*Exercise objective*. Each line below must be reproduced exactly.

*Provided data*.
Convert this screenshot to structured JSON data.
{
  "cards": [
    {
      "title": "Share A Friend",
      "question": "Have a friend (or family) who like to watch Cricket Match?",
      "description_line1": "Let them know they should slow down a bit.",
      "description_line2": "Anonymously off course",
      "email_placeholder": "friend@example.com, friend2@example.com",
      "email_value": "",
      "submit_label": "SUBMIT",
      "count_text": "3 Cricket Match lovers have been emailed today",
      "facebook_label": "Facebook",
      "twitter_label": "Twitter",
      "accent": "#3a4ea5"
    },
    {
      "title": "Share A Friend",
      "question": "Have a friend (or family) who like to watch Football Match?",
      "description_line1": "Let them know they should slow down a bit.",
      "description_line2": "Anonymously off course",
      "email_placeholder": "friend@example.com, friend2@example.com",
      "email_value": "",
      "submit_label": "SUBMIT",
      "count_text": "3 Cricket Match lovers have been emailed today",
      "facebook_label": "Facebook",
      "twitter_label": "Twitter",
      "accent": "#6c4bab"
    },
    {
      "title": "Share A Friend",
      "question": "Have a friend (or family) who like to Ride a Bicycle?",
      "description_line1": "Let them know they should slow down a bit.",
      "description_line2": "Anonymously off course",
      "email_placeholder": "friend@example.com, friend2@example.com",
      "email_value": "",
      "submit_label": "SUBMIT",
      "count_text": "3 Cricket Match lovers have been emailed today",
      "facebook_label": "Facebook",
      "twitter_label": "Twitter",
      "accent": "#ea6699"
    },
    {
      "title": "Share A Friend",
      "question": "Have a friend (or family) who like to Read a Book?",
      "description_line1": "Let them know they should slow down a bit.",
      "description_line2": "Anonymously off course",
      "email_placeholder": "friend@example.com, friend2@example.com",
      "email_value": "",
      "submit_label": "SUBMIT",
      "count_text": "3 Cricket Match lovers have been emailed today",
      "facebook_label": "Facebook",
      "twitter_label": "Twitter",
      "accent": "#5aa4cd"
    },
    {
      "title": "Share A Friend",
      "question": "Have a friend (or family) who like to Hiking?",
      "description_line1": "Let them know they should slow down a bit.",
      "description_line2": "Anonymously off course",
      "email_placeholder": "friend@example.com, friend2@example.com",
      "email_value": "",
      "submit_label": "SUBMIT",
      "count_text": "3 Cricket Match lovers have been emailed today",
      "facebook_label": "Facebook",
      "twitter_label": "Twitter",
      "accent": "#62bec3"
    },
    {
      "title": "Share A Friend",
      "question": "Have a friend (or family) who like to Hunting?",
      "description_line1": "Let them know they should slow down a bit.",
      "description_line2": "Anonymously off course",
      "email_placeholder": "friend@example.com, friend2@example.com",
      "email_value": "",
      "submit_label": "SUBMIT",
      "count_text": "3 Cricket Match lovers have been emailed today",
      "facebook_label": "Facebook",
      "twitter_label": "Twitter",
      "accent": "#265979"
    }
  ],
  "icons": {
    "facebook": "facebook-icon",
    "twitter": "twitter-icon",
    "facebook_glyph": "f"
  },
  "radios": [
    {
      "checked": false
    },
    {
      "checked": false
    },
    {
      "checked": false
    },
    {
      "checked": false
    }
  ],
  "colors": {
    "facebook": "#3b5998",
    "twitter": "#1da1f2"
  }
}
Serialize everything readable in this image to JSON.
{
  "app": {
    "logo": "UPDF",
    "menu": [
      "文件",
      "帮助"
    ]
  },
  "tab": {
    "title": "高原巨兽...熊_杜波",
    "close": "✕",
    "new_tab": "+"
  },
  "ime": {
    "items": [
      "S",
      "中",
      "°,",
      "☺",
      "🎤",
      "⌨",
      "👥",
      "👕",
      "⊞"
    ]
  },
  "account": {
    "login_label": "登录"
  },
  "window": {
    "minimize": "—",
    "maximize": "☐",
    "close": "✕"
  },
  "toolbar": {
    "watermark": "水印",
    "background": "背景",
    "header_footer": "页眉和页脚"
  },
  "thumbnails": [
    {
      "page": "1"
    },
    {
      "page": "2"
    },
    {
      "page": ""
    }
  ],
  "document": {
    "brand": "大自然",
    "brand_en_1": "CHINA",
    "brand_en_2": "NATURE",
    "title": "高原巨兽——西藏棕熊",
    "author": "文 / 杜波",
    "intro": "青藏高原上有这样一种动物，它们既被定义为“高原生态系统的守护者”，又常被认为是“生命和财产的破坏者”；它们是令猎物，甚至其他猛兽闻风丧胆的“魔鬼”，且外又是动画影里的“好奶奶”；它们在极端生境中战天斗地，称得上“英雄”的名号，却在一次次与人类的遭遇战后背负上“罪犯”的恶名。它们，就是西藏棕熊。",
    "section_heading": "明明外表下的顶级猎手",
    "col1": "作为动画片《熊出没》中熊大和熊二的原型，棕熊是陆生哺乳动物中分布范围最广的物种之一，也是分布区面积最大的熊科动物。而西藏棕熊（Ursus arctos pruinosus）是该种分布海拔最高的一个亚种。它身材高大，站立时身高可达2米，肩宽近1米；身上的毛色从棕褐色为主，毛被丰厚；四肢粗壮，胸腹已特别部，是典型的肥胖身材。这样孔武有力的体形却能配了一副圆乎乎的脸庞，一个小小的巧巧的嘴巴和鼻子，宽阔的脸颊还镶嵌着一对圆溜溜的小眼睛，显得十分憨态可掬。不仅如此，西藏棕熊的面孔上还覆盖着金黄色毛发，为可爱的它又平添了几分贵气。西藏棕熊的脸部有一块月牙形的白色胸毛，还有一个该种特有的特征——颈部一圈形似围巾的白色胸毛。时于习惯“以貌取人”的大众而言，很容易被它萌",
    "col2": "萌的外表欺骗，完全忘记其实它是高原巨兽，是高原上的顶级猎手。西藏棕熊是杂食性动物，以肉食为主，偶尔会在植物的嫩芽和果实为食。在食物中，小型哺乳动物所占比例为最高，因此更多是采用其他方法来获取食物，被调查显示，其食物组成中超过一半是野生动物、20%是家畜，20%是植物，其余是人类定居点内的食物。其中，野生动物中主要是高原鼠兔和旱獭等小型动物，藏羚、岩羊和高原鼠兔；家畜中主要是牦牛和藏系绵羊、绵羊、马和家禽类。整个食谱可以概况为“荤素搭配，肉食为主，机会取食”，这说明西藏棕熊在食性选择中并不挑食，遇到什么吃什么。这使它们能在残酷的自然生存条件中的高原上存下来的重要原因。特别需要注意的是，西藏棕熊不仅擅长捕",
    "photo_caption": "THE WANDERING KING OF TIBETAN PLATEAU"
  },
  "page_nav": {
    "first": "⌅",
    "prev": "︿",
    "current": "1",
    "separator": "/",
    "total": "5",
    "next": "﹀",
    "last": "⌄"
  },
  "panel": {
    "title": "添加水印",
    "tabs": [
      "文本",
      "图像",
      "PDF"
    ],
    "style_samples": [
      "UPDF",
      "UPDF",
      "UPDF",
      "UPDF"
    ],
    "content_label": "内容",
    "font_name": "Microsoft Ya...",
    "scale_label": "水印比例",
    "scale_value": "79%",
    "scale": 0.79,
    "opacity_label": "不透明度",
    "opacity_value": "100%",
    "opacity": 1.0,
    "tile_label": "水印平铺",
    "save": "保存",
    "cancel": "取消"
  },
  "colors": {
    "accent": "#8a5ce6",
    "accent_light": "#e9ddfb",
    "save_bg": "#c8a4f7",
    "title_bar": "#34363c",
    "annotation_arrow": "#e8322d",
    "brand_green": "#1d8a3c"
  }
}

*Response box*.
Convert this screenshot to structured JSON data.
{
  "cards": [
    {
      "title": "Share A Friend",
      "question": "Have a friend (or family) who like to watch Cricket Match?",
      "description_line1": "Let them know they should slow down a bit.",
      "description_line2": "Anonymously off course",
      "email_placeholder": "friend@example.com, friend2@example.com",
      "email_value": "",
      "submit_label": "SUBMIT",
      "count_text": "3 Cricket Match lovers have been emailed today",
      "facebook_label": "Facebook",
      "twitter_label": "Twitter",
      "accent": "#3a4ea5"
    },
    {
      "title": "Share A Friend",
      "question": "Have a friend (or family) who like to watch Football Match?",
      "description_line1": "Let them know they should slow down a bit.",
      "description_line2": "Anonymously off course",
      "email_placeholder": "friend@example.com, friend2@example.com",
      "email_value": "",
      "submit_label": "SUBMIT",
      "count_text": "3 Cricket Match lovers have been emailed today",
      "facebook_label": "Facebook",
      "twitter_label": "Twitter",
      "accent": "#6c4bab"
    },
    {
      "title": "Share A Friend",
      "question": "Have a friend (or family) who like to Ride a Bicycle?",
      "description_line1": "Let them know they should slow down a bit.",
      "description_line2": "Anonymously off course",
      "email_placeholder": "friend@example.com, friend2@example.com",
      "email_value": "",
      "submit_label": "SUBMIT",
      "count_text": "3 Cricket Match lovers have been emailed today",
      "facebook_label": "Facebook",
      "twitter_label": "Twitter",
      "accent": "#ea6699"
    },
    {
      "title": "Share A Friend",
      "question": "Have a friend (or family) who like to Read a Book?",
      "description_line1": "Let them know they should slow down a bit.",
      "description_line2": "Anonymously off course",
      "email_placeholder": "friend@example.com, friend2@example.com",
      "email_value": "",
      "submit_label": "SUBMIT",
      "count_text": "3 Cricket Match lovers have been emailed today",
      "facebook_label": "Facebook",
      "twitter_label": "Twitter",
      "accent": "#5aa4cd"
    },
    {
      "title": "Share A Friend",
      "question": "Have a friend (or family) who like to Hiking?",
      "description_line1": "Let them know they should slow down a bit.",
      "description_line2": "Anonymously off course",
      "email_placeholder": "friend@example.com, friend2@example.com",
      "email_value": "",
      "submit_label": "SUBMIT",
      "count_text": "3 Cricket Match lovers have been emailed today",
      "facebook_label": "Facebook",
      "twitter_label": "Twitter",
      "accent": "#62bec3"
    },
    {
      "title": "Share A Friend",
      "question": "Have a friend (or family) who like to Hunting?",
      "description_line1": "Let them know they should slow down a bit.",
      "description_line2": "Anonymously off course",
      "email_placeholder": "friend@example.com, friend2@example.com",
      "email_value": "",
      "submit_label": "SUBMIT",
      "count_text": "3 Cricket Match lovers have been emailed today",
      "facebook_label": "Facebook",
      "twitter_label": "Twitter",
      "accent": "#265979"
    }
  ],
  "icons": {
    "facebook": "facebook-icon",
    "twitter": "twitter-icon",
    "facebook_glyph": "f"
  },
  "radios": [
    {
      "checked": false
    },
    {
      "checked": false
    },
    {
      "checked": false
    },
    {
      "checked": false
    }
  ],
  "colors": {
    "facebook": "#3b5998",
    "twitter": "#1da1f2"
  }
}
Serialize everything readable in this image to JSON.
{
  "app": {
    "logo": "UPDF",
    "menu": [
      "文件",
      "帮助"
    ]
  },
  "tab": {
    "title": "高原巨兽...熊_杜波",
    "close": "✕",
    "new_tab": "+"
  },
  "ime": {
    "items": [
      "S",
      "中",
      "°,",
      "☺",
      "🎤",
      "⌨",
      "👥",
      "👕",
      "⊞"
    ]
  },
  "account": {
    "login_label": "登录"
  },
  "window": {
    "minimize": "—",
    "maximize": "☐",
    "close": "✕"
  },
  "toolbar": {
    "watermark": "水印",
    "background": "背景",
    "header_footer": "页眉和页脚"
  },
  "thumbnails": [
    {
      "page": "1"
    },
    {
      "page": "2"
    },
    {
      "page": ""
    }
  ],
  "document": {
    "brand": "大自然",
    "brand_en_1": "CHINA",
    "brand_en_2": "NATURE",
    "title": "高原巨兽——西藏棕熊",
    "author": "文 / 杜波",
    "intro": "青藏高原上有这样一种动物，它们既被定义为“高原生态系统的守护者”，又常被认为是“生命和财产的破坏者”；它们是令猎物，甚至其他猛兽闻风丧胆的“魔鬼”，且外又是动画影里的“好奶奶”；它们在极端生境中战天斗地，称得上“英雄”的名号，却在一次次与人类的遭遇战后背负上“罪犯”的恶名。它们，就是西藏棕熊。",
    "section_heading": "明明外表下的顶级猎手",
    "col1": "作为动画片《熊出没》中熊大和熊二的原型，棕熊是陆生哺乳动物中分布范围最广的物种之一，也是分布区面积最大的熊科动物。而西藏棕熊（Ursus arctos pruinosus）是该种分布海拔最高的一个亚种。它身材高大，站立时身高可达2米，肩宽近1米；身上的毛色从棕褐色为主，毛被丰厚；四肢粗壮，胸腹已特别部，是典型的肥胖身材。这样孔武有力的体形却能配了一副圆乎乎的脸庞，一个小小的巧巧的嘴巴和鼻子，宽阔的脸颊还镶嵌着一对圆溜溜的小眼睛，显得十分憨态可掬。不仅如此，西藏棕熊的面孔上还覆盖着金黄色毛发，为可爱的它又平添了几分贵气。西藏棕熊的脸部有一块月牙形的白色胸毛，还有一个该种特有的特征——颈部一圈形似围巾的白色胸毛。时于习惯“以貌取人”的大众而言，很容易被它萌",
    "col2": "萌的外表欺骗，完全忘记其实它是高原巨兽，是高原上的顶级猎手。西藏棕熊是杂食性动物，以肉食为主，偶尔会在植物的嫩芽和果实为食。在食物中，小型哺乳动物所占比例为最高，因此更多是采用其他方法来获取食物，被调查显示，其食物组成中超过一半是野生动物、20%是家畜，20%是植物，其余是人类定居点内的食物。其中，野生动物中主要是高原鼠兔和旱獭等小型动物，藏羚、岩羊和高原鼠兔；家畜中主要是牦牛和藏系绵羊、绵羊、马和家禽类。整个食谱可以概况为“荤素搭配，肉食为主，机会取食”，这说明西藏棕熊在食性选择中并不挑食，遇到什么吃什么。这使它们能在残酷的自然生存条件中的高原上存下来的重要原因。特别需要注意的是，西藏棕熊不仅擅长捕",
    "photo_caption": "THE WANDERING KING OF TIBETAN PLATEAU"
  },
  "page_nav": {
    "first": "⌅",
    "prev": "︿",
    "current": "1",
    "separator": "/",
    "total": "5",
    "next": "﹀",
    "last": "⌄"
  },
  "panel": {
    "title": "添加水印",
    "tabs": [
      "文本",
      "图像",
      "PDF"
    ],
    "style_samples": [
      "UPDF",
      "UPDF",
      "UPDF",
      "UPDF"
    ],
    "content_label": "内容",
    "font_name": "Microsoft Ya...",
    "scale_label": "水印比例",
    "scale_value": "79%",
    "scale": 0.79,
    "opacity_label": "不透明度",
    "opacity_value": "100%",
    "opacity": 1.0,
    "tile_label": "水印平铺",
    "save": "保存",
    "cancel": "取消"
  },
  "colors": {
    "accent": "#8a5ce6",
    "accent_light": "#e9ddfb",
    "save_bg": "#c8a4f7",
    "title_bar": "#34363c",
    "annotation_arrow": "#e8322d",
    "brand_green": "#1d8a3c"
  }
}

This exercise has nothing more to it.